§ **Instructions for the task**
Return all the lines below exactly. Any picture among them is omitted.

(Collected data)
===============
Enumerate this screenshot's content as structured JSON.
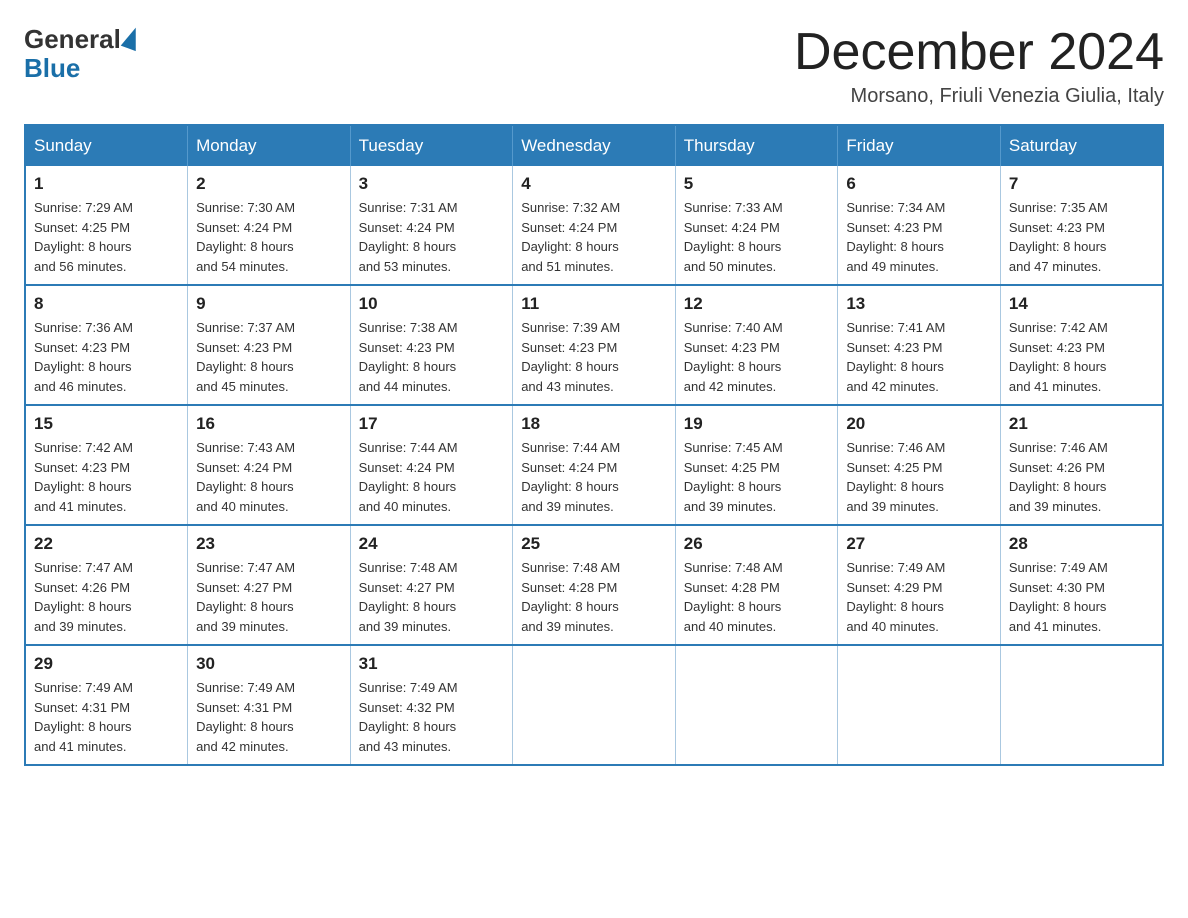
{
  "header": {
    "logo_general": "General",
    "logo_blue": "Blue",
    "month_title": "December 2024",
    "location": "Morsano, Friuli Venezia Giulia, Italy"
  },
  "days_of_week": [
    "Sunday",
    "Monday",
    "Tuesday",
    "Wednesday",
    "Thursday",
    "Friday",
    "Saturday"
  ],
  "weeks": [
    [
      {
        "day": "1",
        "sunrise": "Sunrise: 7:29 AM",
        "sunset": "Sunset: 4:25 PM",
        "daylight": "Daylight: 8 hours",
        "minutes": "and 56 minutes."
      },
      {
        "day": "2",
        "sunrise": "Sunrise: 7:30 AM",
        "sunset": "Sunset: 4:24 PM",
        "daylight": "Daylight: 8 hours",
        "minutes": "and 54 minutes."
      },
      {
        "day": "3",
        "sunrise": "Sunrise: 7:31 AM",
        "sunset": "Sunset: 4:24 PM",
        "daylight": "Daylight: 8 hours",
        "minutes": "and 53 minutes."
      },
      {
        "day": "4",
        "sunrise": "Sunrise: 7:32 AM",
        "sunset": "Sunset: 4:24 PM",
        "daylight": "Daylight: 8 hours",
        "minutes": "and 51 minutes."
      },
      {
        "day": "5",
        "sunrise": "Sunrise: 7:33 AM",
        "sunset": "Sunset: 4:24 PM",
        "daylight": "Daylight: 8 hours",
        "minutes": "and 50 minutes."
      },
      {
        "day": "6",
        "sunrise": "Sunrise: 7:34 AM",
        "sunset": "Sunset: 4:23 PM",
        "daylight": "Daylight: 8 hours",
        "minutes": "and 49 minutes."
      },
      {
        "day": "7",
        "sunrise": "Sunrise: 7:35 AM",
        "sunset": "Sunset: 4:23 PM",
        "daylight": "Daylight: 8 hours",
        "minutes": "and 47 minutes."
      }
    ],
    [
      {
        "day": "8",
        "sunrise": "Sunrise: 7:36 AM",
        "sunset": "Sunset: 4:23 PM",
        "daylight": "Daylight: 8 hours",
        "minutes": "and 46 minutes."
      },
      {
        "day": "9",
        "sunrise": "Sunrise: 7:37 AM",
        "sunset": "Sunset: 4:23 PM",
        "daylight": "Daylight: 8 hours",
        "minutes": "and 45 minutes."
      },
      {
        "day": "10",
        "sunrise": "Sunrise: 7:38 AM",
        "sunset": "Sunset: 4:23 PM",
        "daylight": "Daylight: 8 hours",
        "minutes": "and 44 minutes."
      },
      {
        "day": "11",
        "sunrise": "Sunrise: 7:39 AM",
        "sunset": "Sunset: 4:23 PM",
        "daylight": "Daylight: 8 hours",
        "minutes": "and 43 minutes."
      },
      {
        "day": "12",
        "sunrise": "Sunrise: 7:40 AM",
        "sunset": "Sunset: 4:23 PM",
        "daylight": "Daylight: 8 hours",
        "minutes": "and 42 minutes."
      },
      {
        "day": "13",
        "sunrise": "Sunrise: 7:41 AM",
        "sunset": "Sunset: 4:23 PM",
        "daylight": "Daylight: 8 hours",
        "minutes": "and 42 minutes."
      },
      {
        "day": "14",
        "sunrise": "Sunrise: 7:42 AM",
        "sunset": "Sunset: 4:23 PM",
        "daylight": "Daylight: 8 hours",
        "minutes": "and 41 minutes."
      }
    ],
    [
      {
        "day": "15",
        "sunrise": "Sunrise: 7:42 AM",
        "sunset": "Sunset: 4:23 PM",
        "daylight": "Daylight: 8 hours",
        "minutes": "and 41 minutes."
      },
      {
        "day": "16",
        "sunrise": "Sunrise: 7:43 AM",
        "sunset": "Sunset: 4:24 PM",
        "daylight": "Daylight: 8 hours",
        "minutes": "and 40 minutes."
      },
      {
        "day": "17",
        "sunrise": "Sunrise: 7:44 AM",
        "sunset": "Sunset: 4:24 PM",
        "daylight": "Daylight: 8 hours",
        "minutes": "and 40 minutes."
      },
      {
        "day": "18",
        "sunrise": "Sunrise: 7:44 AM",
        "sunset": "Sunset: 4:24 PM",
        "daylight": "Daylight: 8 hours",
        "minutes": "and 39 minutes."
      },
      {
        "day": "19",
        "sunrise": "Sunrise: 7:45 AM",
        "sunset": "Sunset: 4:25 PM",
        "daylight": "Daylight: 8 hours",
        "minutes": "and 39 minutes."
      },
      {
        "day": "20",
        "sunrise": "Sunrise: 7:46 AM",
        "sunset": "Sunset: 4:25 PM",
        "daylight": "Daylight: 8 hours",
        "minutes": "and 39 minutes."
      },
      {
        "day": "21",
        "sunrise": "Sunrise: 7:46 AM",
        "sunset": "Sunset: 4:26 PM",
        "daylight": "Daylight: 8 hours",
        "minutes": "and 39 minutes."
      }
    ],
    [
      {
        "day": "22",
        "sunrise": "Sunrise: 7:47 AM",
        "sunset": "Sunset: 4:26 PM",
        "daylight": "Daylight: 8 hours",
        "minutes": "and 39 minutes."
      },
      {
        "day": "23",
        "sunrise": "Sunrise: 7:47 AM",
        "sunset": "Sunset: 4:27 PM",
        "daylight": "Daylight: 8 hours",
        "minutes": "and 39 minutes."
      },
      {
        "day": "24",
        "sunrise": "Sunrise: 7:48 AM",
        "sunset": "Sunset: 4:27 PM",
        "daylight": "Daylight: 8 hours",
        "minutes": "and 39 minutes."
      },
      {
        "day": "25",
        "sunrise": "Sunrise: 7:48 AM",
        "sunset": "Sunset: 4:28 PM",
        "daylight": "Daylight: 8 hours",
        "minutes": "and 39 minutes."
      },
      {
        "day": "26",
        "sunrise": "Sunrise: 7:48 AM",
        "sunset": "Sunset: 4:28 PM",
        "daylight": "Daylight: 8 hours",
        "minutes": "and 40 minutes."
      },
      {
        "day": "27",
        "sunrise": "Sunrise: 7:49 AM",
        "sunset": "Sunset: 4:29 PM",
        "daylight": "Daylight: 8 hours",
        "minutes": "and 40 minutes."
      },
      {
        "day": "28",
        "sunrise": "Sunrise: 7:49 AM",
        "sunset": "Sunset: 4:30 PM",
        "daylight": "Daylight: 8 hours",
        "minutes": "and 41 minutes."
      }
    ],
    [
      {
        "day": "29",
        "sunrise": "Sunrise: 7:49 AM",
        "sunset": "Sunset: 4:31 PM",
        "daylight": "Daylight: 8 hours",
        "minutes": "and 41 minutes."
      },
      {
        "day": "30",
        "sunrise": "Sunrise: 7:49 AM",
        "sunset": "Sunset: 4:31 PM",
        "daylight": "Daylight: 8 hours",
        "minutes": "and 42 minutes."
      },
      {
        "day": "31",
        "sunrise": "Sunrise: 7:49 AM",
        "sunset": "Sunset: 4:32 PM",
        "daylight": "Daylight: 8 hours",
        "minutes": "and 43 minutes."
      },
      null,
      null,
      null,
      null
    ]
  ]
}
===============
§ **Result of this task**
Enumerate this screenshot's content as structured JSON.
{
  "header": {
    "logo_general": "General",
    "logo_blue": "Blue",
    "month_title": "December 2024",
    "location": "Morsano, Friuli Venezia Giulia, Italy"
  },
  "days_of_week": [
    "Sunday",
    "Monday",
    "Tuesday",
    "Wednesday",
    "Thursday",
    "Friday",
    "Saturday"
  ],
  "weeks": [
    [
      {
        "day": "1",
        "sunrise": "Sunrise: 7:29 AM",
        "sunset": "Sunset: 4:25 PM",
        "daylight": "Daylight: 8 hours",
        "minutes": "and 56 minutes."
      },
      {
        "day": "2",
        "sunrise": "Sunrise: 7:30 AM",
        "sunset": "Sunset: 4:24 PM",
        "daylight": "Daylight: 8 hours",
        "minutes": "and 54 minutes."
      },
      {
        "day": "3",
        "sunrise": "Sunrise: 7:31 AM",
        "sunset": "Sunset: 4:24 PM",
        "daylight": "Daylight: 8 hours",
        "minutes": "and 53 minutes."
      },
      {
        "day": "4",
        "sunrise": "Sunrise: 7:32 AM",
        "sunset": "Sunset: 4:24 PM",
        "daylight": "Daylight: 8 hours",
        "minutes": "and 51 minutes."
      },
      {
        "day": "5",
        "sunrise": "Sunrise: 7:33 AM",
        "sunset": "Sunset: 4:24 PM",
        "daylight": "Daylight: 8 hours",
        "minutes": "and 50 minutes."
      },
      {
        "day": "6",
        "sunrise": "Sunrise: 7:34 AM",
        "sunset": "Sunset: 4:23 PM",
        "daylight": "Daylight: 8 hours",
        "minutes": "and 49 minutes."
      },
      {
        "day": "7",
        "sunrise": "Sunrise: 7:35 AM",
        "sunset": "Sunset: 4:23 PM",
        "daylight": "Daylight: 8 hours",
        "minutes": "and 47 minutes."
      }
    ],
    [
      {
        "day": "8",
        "sunrise": "Sunrise: 7:36 AM",
        "sunset": "Sunset: 4:23 PM",
        "daylight": "Daylight: 8 hours",
        "minutes": "and 46 minutes."
      },
      {
        "day": "9",
        "sunrise": "Sunrise: 7:37 AM",
        "sunset": "Sunset: 4:23 PM",
        "daylight": "Daylight: 8 hours",
        "minutes": "and 45 minutes."
      },
      {
        "day": "10",
        "sunrise": "Sunrise: 7:38 AM",
        "sunset": "Sunset: 4:23 PM",
        "daylight": "Daylight: 8 hours",
        "minutes": "and 44 minutes."
      },
      {
        "day": "11",
        "sunrise": "Sunrise: 7:39 AM",
        "sunset": "Sunset: 4:23 PM",
        "daylight": "Daylight: 8 hours",
        "minutes": "and 43 minutes."
      },
      {
        "day": "12",
        "sunrise": "Sunrise: 7:40 AM",
        "sunset": "Sunset: 4:23 PM",
        "daylight": "Daylight: 8 hours",
        "minutes": "and 42 minutes."
      },
      {
        "day": "13",
        "sunrise": "Sunrise: 7:41 AM",
        "sunset": "Sunset: 4:23 PM",
        "daylight": "Daylight: 8 hours",
        "minutes": "and 42 minutes."
      },
      {
        "day": "14",
        "sunrise": "Sunrise: 7:42 AM",
        "sunset": "Sunset: 4:23 PM",
        "daylight": "Daylight: 8 hours",
        "minutes": "and 41 minutes."
      }
    ],
    [
      {
        "day": "15",
        "sunrise": "Sunrise: 7:42 AM",
        "sunset": "Sunset: 4:23 PM",
        "daylight": "Daylight: 8 hours",
        "minutes": "and 41 minutes."
      },
      {
        "day": "16",
        "sunrise": "Sunrise: 7:43 AM",
        "sunset": "Sunset: 4:24 PM",
        "daylight": "Daylight: 8 hours",
        "minutes": "and 40 minutes."
      },
      {
        "day": "17",
        "sunrise": "Sunrise: 7:44 AM",
        "sunset": "Sunset: 4:24 PM",
        "daylight": "Daylight: 8 hours",
        "minutes": "and 40 minutes."
      },
      {
        "day": "18",
        "sunrise": "Sunrise: 7:44 AM",
        "sunset": "Sunset: 4:24 PM",
        "daylight": "Daylight: 8 hours",
        "minutes": "and 39 minutes."
      },
      {
        "day": "19",
        "sunrise": "Sunrise: 7:45 AM",
        "sunset": "Sunset: 4:25 PM",
        "daylight": "Daylight: 8 hours",
        "minutes": "and 39 minutes."
      },
      {
        "day": "20",
        "sunrise": "Sunrise: 7:46 AM",
        "sunset": "Sunset: 4:25 PM",
        "daylight": "Daylight: 8 hours",
        "minutes": "and 39 minutes."
      },
      {
        "day": "21",
        "sunrise": "Sunrise: 7:46 AM",
        "sunset": "Sunset: 4:26 PM",
        "daylight": "Daylight: 8 hours",
        "minutes": "and 39 minutes."
      }
    ],
    [
      {
        "day": "22",
        "sunrise": "Sunrise: 7:47 AM",
        "sunset": "Sunset: 4:26 PM",
        "daylight": "Daylight: 8 hours",
        "minutes": "and 39 minutes."
      },
      {
        "day": "23",
        "sunrise": "Sunrise: 7:47 AM",
        "sunset": "Sunset: 4:27 PM",
        "daylight": "Daylight: 8 hours",
        "minutes": "and 39 minutes."
      },
      {
        "day": "24",
        "sunrise": "Sunrise: 7:48 AM",
        "sunset": "Sunset: 4:27 PM",
        "daylight": "Daylight: 8 hours",
        "minutes": "and 39 minutes."
      },
      {
        "day": "25",
        "sunrise": "Sunrise: 7:48 AM",
        "sunset": "Sunset: 4:28 PM",
        "daylight": "Daylight: 8 hours",
        "minutes": "and 39 minutes."
      },
      {
        "day": "26",
        "sunrise": "Sunrise: 7:48 AM",
        "sunset": "Sunset: 4:28 PM",
        "daylight": "Daylight: 8 hours",
        "minutes": "and 40 minutes."
      },
      {
        "day": "27",
        "sunrise": "Sunrise: 7:49 AM",
        "sunset": "Sunset: 4:29 PM",
        "daylight": "Daylight: 8 hours",
        "minutes": "and 40 minutes."
      },
      {
        "day": "28",
        "sunrise": "Sunrise: 7:49 AM",
        "sunset": "Sunset: 4:30 PM",
        "daylight": "Daylight: 8 hours",
        "minutes": "and 41 minutes."
      }
    ],
    [
      {
        "day": "29",
        "sunrise": "Sunrise: 7:49 AM",
        "sunset": "Sunset: 4:31 PM",
        "daylight": "Daylight: 8 hours",
        "minutes": "and 41 minutes."
      },
      {
        "day": "30",
        "sunrise": "Sunrise: 7:49 AM",
        "sunset": "Sunset: 4:31 PM",
        "daylight": "Daylight: 8 hours",
        "minutes": "and 42 minutes."
      },
      {
        "day": "31",
        "sunrise": "Sunrise: 7:49 AM",
        "sunset": "Sunset: 4:32 PM",
        "daylight": "Daylight: 8 hours",
        "minutes": "and 43 minutes."
      },
      null,
      null,
      null,
      null
    ]
  ]
}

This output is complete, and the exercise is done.